§ Task brief: What lines in the listing include "Ctrl"? Return a copy of each.

Segment Start: The input

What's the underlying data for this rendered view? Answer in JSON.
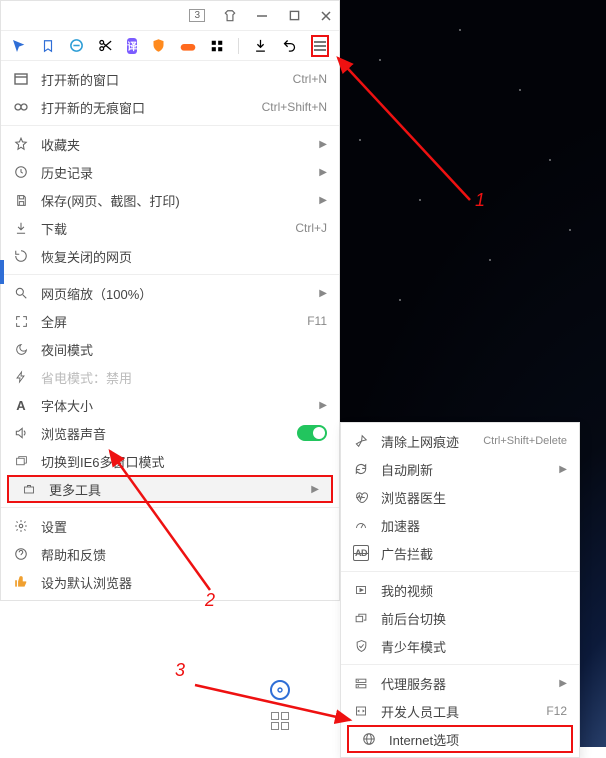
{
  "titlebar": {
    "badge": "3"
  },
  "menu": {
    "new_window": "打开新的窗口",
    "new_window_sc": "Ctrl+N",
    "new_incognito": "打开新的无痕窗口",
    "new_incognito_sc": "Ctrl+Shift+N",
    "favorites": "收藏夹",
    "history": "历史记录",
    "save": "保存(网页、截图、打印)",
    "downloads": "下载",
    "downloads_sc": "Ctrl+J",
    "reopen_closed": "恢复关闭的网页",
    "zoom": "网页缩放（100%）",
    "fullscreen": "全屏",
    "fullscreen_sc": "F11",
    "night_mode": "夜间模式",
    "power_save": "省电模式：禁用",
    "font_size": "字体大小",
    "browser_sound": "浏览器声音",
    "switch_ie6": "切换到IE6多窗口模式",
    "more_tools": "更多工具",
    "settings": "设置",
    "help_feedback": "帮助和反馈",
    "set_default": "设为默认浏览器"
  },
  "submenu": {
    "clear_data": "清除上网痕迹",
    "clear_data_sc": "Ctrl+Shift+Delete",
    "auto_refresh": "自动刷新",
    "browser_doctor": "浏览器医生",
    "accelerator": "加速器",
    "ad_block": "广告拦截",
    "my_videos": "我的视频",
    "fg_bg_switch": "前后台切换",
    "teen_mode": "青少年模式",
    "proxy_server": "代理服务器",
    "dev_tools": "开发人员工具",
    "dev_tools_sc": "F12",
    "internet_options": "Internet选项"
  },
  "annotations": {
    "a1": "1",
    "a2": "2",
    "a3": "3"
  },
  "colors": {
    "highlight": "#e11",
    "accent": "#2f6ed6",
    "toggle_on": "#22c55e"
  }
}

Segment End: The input

§ Your solution:
    "new_window_sc": "Ctrl+N",
    "new_incognito_sc": "Ctrl+Shift+N",
    "downloads_sc": "Ctrl+J",
    "clear_data_sc": "Ctrl+Shift+Delete",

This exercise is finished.